▸ Exercise details: Your answer should consist of the complete listing, repeated verbatim.

(Provided information)

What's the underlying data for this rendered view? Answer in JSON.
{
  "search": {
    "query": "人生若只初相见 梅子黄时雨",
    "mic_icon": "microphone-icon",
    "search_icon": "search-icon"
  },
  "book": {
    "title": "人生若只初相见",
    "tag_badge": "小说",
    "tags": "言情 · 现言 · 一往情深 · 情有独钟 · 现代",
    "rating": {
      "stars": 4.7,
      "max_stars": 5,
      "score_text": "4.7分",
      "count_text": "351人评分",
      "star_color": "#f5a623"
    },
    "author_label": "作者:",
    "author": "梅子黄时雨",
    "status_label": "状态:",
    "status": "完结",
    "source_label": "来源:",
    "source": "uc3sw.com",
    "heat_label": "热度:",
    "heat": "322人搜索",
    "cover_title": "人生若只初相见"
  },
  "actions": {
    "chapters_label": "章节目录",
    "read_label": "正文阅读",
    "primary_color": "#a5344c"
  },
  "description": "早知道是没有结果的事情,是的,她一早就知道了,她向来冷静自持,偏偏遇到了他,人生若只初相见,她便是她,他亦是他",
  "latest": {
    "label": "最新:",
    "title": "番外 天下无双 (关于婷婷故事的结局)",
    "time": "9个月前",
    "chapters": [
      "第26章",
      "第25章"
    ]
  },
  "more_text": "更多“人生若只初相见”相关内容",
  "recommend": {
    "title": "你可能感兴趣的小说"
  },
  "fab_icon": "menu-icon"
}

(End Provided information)

▸ Output of the task:
What's the underlying data for this rendered view? Answer in JSON.
{
  "search": {
    "query": "人生若只初相见 梅子黄时雨",
    "mic_icon": "microphone-icon",
    "search_icon": "search-icon"
  },
  "book": {
    "title": "人生若只初相见",
    "tag_badge": "小说",
    "tags": "言情 · 现言 · 一往情深 · 情有独钟 · 现代",
    "rating": {
      "stars": 4.7,
      "max_stars": 5,
      "score_text": "4.7分",
      "count_text": "351人评分",
      "star_color": "#f5a623"
    },
    "author_label": "作者:",
    "author": "梅子黄时雨",
    "status_label": "状态:",
    "status": "完结",
    "source_label": "来源:",
    "source": "uc3sw.com",
    "heat_label": "热度:",
    "heat": "322人搜索",
    "cover_title": "人生若只初相见"
  },
  "actions": {
    "chapters_label": "章节目录",
    "read_label": "正文阅读",
    "primary_color": "#a5344c"
  },
  "description": "早知道是没有结果的事情,是的,她一早就知道了,她向来冷静自持,偏偏遇到了他,人生若只初相见,她便是她,他亦是他",
  "latest": {
    "label": "最新:",
    "title": "番外 天下无双 (关于婷婷故事的结局)",
    "time": "9个月前",
    "chapters": [
      "第26章",
      "第25章"
    ]
  },
  "more_text": "更多“人生若只初相见”相关内容",
  "recommend": {
    "title": "你可能感兴趣的小说"
  },
  "fab_icon": "menu-icon"
}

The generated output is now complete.